Ethical issues aside, something more bothered me about Honey Boo Boo…something I could not quite put my finger on. Was it the erratic behavior? The go-go juice? The pageants? The fact that Alana and her mother are self-proclaimed “rednecks” urging the populace to “redneckognize”? A recent episode of South Park put things into perspective for me; how ironic that the iconic television cartoon explained the ridiculous cartoon that is Honey Boo Boo.
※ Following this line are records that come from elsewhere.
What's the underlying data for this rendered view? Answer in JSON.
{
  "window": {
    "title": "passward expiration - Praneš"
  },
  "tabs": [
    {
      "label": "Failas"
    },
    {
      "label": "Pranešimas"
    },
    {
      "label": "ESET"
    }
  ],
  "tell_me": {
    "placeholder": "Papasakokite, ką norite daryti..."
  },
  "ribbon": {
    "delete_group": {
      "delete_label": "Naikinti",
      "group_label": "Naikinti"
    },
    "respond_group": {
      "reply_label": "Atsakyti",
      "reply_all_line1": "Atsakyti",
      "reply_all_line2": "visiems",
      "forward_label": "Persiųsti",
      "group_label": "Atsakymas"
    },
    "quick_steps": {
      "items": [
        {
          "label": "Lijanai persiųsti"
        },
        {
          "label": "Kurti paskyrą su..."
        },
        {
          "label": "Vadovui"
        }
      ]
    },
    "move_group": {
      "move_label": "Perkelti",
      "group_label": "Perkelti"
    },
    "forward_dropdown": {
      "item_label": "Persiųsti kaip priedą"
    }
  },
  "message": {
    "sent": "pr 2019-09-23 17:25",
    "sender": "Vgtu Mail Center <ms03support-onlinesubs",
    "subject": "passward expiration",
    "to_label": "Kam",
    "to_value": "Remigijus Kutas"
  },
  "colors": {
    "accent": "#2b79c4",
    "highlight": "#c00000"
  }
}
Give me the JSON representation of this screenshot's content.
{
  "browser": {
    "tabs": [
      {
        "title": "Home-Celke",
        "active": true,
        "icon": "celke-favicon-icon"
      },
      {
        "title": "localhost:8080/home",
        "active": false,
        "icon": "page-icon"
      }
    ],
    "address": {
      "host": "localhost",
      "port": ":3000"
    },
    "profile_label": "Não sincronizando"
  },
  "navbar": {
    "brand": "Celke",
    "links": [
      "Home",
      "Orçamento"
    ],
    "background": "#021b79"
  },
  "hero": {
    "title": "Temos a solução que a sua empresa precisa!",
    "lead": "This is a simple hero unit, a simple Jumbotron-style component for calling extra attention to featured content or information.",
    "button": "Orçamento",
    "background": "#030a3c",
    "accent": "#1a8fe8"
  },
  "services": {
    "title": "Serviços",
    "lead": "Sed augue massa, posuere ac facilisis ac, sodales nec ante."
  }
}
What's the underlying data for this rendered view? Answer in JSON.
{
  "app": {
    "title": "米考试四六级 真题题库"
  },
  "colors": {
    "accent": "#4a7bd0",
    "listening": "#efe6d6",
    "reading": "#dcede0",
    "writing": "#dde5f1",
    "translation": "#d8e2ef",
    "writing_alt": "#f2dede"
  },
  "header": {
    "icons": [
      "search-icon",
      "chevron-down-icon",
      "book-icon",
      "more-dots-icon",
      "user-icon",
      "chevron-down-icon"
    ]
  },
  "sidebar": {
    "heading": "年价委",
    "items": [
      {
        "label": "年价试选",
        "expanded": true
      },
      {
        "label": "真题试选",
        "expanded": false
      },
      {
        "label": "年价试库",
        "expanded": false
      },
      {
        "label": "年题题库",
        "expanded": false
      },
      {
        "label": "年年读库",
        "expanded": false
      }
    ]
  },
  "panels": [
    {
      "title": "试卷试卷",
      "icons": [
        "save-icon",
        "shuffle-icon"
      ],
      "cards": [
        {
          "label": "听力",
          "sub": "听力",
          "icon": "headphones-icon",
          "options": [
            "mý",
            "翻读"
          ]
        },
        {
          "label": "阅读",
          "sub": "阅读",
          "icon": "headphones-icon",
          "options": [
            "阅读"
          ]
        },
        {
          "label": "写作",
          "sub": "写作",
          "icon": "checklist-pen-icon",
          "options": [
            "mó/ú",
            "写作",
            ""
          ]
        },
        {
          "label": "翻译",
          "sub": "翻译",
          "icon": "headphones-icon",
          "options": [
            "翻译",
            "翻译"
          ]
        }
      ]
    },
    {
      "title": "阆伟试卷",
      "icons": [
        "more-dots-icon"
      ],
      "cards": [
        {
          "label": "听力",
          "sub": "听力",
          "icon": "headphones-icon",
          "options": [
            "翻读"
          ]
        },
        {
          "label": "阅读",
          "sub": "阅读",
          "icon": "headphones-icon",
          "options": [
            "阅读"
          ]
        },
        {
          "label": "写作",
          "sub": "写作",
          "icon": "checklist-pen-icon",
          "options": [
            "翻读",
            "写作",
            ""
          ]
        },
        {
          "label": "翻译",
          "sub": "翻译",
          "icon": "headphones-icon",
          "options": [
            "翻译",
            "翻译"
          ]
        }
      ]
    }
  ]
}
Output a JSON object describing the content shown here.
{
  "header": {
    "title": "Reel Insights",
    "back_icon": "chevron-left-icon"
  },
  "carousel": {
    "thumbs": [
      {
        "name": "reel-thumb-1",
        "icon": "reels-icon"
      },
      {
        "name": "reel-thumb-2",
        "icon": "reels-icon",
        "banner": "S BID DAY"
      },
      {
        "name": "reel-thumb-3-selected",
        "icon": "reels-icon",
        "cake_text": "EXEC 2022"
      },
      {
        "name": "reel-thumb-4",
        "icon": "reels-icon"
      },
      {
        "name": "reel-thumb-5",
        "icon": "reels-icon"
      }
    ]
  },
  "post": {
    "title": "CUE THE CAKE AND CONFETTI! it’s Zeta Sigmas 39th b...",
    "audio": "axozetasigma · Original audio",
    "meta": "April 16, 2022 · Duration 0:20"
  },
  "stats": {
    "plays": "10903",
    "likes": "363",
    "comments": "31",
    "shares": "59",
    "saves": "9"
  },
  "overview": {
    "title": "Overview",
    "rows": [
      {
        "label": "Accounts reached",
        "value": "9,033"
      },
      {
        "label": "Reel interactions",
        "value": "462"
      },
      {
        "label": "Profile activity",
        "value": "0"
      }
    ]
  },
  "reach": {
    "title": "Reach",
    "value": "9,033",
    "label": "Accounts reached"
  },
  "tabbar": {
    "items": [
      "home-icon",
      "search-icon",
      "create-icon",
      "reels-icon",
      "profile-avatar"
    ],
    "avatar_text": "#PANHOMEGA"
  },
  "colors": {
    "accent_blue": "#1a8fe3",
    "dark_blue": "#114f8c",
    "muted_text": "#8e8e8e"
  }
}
Say what you will about South Park, but creators Matt Stone and Trey Parker do not shy away from harpooning deserving celebrities and highlighting truth. In their recent episode “Raising the Bar,” the creative team credits Honey Boo Boo and the TLC network with lowering rather than raising the bar for what Americans will accept as entertainment. Kudos to Stone and Parker for pointing out the ever declining quality of television programming and its power to lower viewers’ expectations and obliterate moral standards.
I feel sorry for Alana Thompson. I hope she puts her television earnings ($10,000 per episode) to good use (if there’s any left) in the future and lives a happy, decent life. When she looks back on her Honey Boo Boo persona with more mature eyes, will she be mortified, disillusioned by her mother’s influence, or will she be grateful for the income and notoriety? Will she follow in Shirley Temple’s footsteps and become a United States Ambassador to a foreign country? (Do Ambassadors “redneckognize?”) Or will Alana slip under the same fickle bar that granted and prolonged her fifteen minutes of fame in the first place?
I’m curious. What do you think of Honey Boo Boo? Please post your thoughts on The Armchair Critic’s facebook page. If you watch Here Comes Honey Boo Boo, why? If you, like me, do not, tell us why.